Exercise objective: Would you set down the data that follows, word for word, without any pictures?

Source data:
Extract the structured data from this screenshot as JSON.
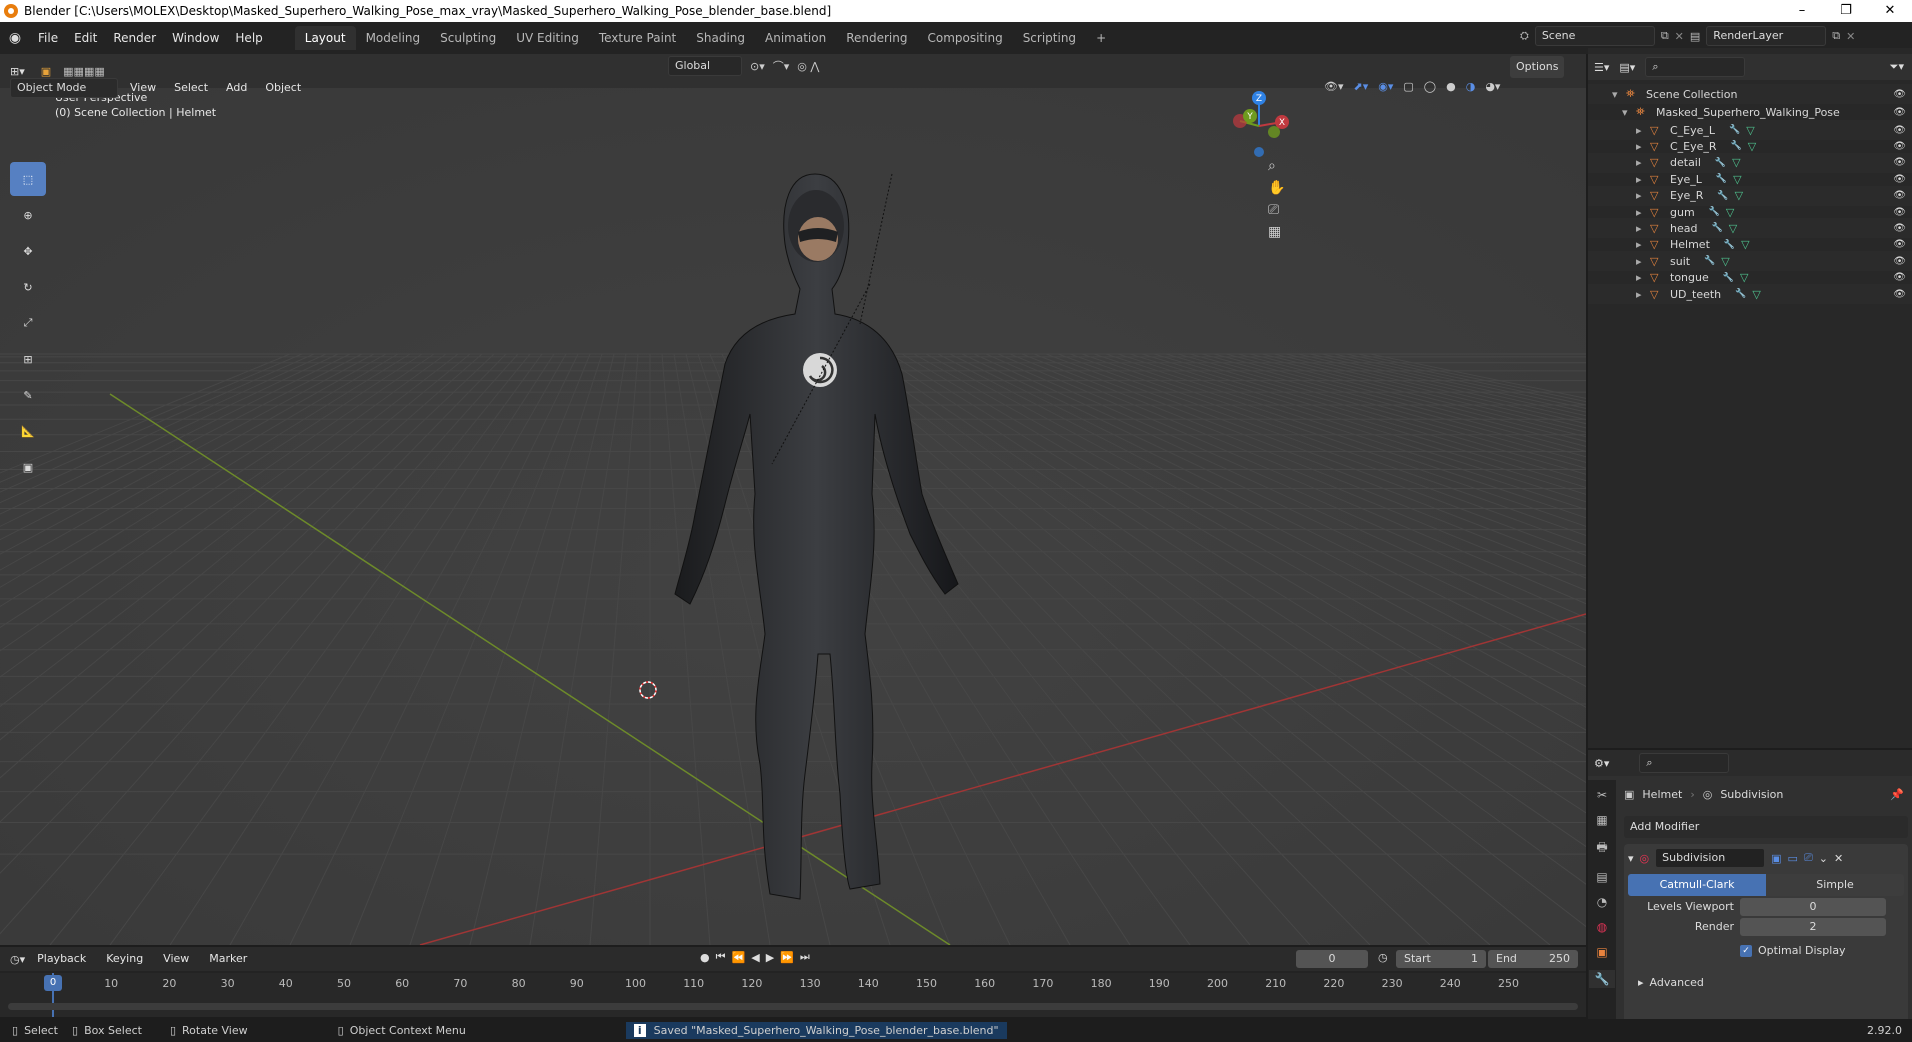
{
  "title": "Blender [C:\\Users\\MOLEX\\Desktop\\Masked_Superhero_Walking_Pose_max_vray\\Masked_Superhero_Walking_Pose_blender_base.blend]",
  "menus": [
    "File",
    "Edit",
    "Render",
    "Window",
    "Help"
  ],
  "workspaces": [
    "Layout",
    "Modeling",
    "Sculpting",
    "UV Editing",
    "Texture Paint",
    "Shading",
    "Animation",
    "Rendering",
    "Compositing",
    "Scripting"
  ],
  "scene": "Scene",
  "render_layer": "RenderLayer",
  "viewport": {
    "mode": "Object Mode",
    "menus": [
      "View",
      "Select",
      "Add",
      "Object"
    ],
    "orientation": "Global",
    "options_label": "Options",
    "overlay_line1": "User Perspective",
    "overlay_line2": "(0) Scene Collection | Helmet",
    "gizmo": {
      "z": "Z",
      "y": "Y",
      "x": "X"
    }
  },
  "outliner": {
    "root": "Scene Collection",
    "collection": "Masked_Superhero_Walking_Pose",
    "objects": [
      "C_Eye_L",
      "C_Eye_R",
      "detail",
      "Eye_L",
      "Eye_R",
      "gum",
      "head",
      "Helmet",
      "suit",
      "tongue",
      "UD_teeth"
    ],
    "selected": "Helmet"
  },
  "properties": {
    "object": "Helmet",
    "modifier_breadcrumb": "Subdivision",
    "add_modifier": "Add Modifier",
    "modifier_name": "Subdivision",
    "catmull": "Catmull-Clark",
    "simple": "Simple",
    "levels_viewport_label": "Levels Viewport",
    "levels_viewport": "0",
    "render_label": "Render",
    "render_value": "2",
    "optimal_display": "Optimal Display",
    "advanced": "Advanced"
  },
  "timeline": {
    "menus": [
      "Playback",
      "Keying",
      "View",
      "Marker"
    ],
    "current_frame": "0",
    "start_label": "Start",
    "start": "1",
    "end_label": "End",
    "end": "250",
    "ticks": [
      "0",
      "10",
      "20",
      "30",
      "40",
      "50",
      "60",
      "70",
      "80",
      "90",
      "100",
      "110",
      "120",
      "130",
      "140",
      "150",
      "160",
      "170",
      "180",
      "190",
      "200",
      "210",
      "220",
      "230",
      "240",
      "250"
    ]
  },
  "status": {
    "select": "Select",
    "box_select": "Box Select",
    "rotate_view": "Rotate View",
    "context_menu": "Object Context Menu",
    "message": "Saved \"Masked_Superhero_Walking_Pose_blender_base.blend\"",
    "version": "2.92.0"
  },
  "colors": {
    "accent": "#4772b3",
    "object_icon": "#e3833e",
    "mesh_icon": "#4fc38f",
    "x_axis": "#c0393f",
    "y_axis": "#6e9a1f",
    "z_axis": "#2f82e5"
  }
}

Output:
Extract the structured data from this screenshot as JSON.
{
  "title": "Blender [C:\\Users\\MOLEX\\Desktop\\Masked_Superhero_Walking_Pose_max_vray\\Masked_Superhero_Walking_Pose_blender_base.blend]",
  "menus": [
    "File",
    "Edit",
    "Render",
    "Window",
    "Help"
  ],
  "workspaces": [
    "Layout",
    "Modeling",
    "Sculpting",
    "UV Editing",
    "Texture Paint",
    "Shading",
    "Animation",
    "Rendering",
    "Compositing",
    "Scripting"
  ],
  "scene": "Scene",
  "render_layer": "RenderLayer",
  "viewport": {
    "mode": "Object Mode",
    "menus": [
      "View",
      "Select",
      "Add",
      "Object"
    ],
    "orientation": "Global",
    "options_label": "Options",
    "overlay_line1": "User Perspective",
    "overlay_line2": "(0) Scene Collection | Helmet",
    "gizmo": {
      "z": "Z",
      "y": "Y",
      "x": "X"
    }
  },
  "outliner": {
    "root": "Scene Collection",
    "collection": "Masked_Superhero_Walking_Pose",
    "objects": [
      "C_Eye_L",
      "C_Eye_R",
      "detail",
      "Eye_L",
      "Eye_R",
      "gum",
      "head",
      "Helmet",
      "suit",
      "tongue",
      "UD_teeth"
    ],
    "selected": "Helmet"
  },
  "properties": {
    "object": "Helmet",
    "modifier_breadcrumb": "Subdivision",
    "add_modifier": "Add Modifier",
    "modifier_name": "Subdivision",
    "catmull": "Catmull-Clark",
    "simple": "Simple",
    "levels_viewport_label": "Levels Viewport",
    "levels_viewport": "0",
    "render_label": "Render",
    "render_value": "2",
    "optimal_display": "Optimal Display",
    "advanced": "Advanced"
  },
  "timeline": {
    "menus": [
      "Playback",
      "Keying",
      "View",
      "Marker"
    ],
    "current_frame": "0",
    "start_label": "Start",
    "start": "1",
    "end_label": "End",
    "end": "250",
    "ticks": [
      "0",
      "10",
      "20",
      "30",
      "40",
      "50",
      "60",
      "70",
      "80",
      "90",
      "100",
      "110",
      "120",
      "130",
      "140",
      "150",
      "160",
      "170",
      "180",
      "190",
      "200",
      "210",
      "220",
      "230",
      "240",
      "250"
    ]
  },
  "status": {
    "select": "Select",
    "box_select": "Box Select",
    "rotate_view": "Rotate View",
    "context_menu": "Object Context Menu",
    "message": "Saved \"Masked_Superhero_Walking_Pose_blender_base.blend\"",
    "version": "2.92.0"
  },
  "colors": {
    "accent": "#4772b3",
    "object_icon": "#e3833e",
    "mesh_icon": "#4fc38f",
    "x_axis": "#c0393f",
    "y_axis": "#6e9a1f",
    "z_axis": "#2f82e5"
  }
}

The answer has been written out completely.